Lesson Seven: Even Politicians Can Get Caught Exaggerating – Every government is entitled to run on the theme ‘Don’t Risk It’. Indeed, this election the Opposition is running on it to. But the risks need to be real and credible. When he was staring into the abyss in 1983, Malcolm Fraser warned us that if Labor were elected we would need to put our money under the bed. The hyperbole drew one of the all-time great comebacks from Bob Hawke – I thought that was where all the Reds were”, alluding to an even earlier era of scaremongering.
With these lessons in mind, we eagerly await the final week, secure in the knowledge that some sleep-deprived volunteers – or better still a candidate – will find a new way to over-reach and set a new standard in campaign stupidity.
Read Essential's ongoing research on the public response to Covid-19.
In this week's report:
- Federal government response to Covid-19
- State government response to Covid-19

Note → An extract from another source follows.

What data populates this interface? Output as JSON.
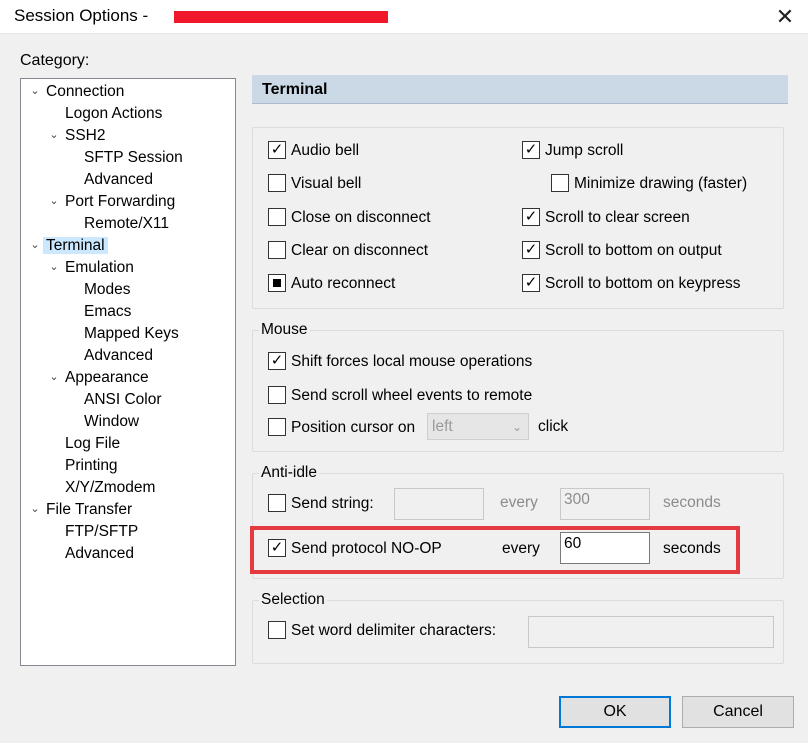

- Views towards reopening international borders
- Views towards state border closures
- Comprehension and confidence in PM’s plan to ‘safely reopen’ Australia
- Uptake of a Covid-19 vaccine
- Necessity of mandatory vaccinations in specific situations
- Views towards easing restrictions for fully vaccinated people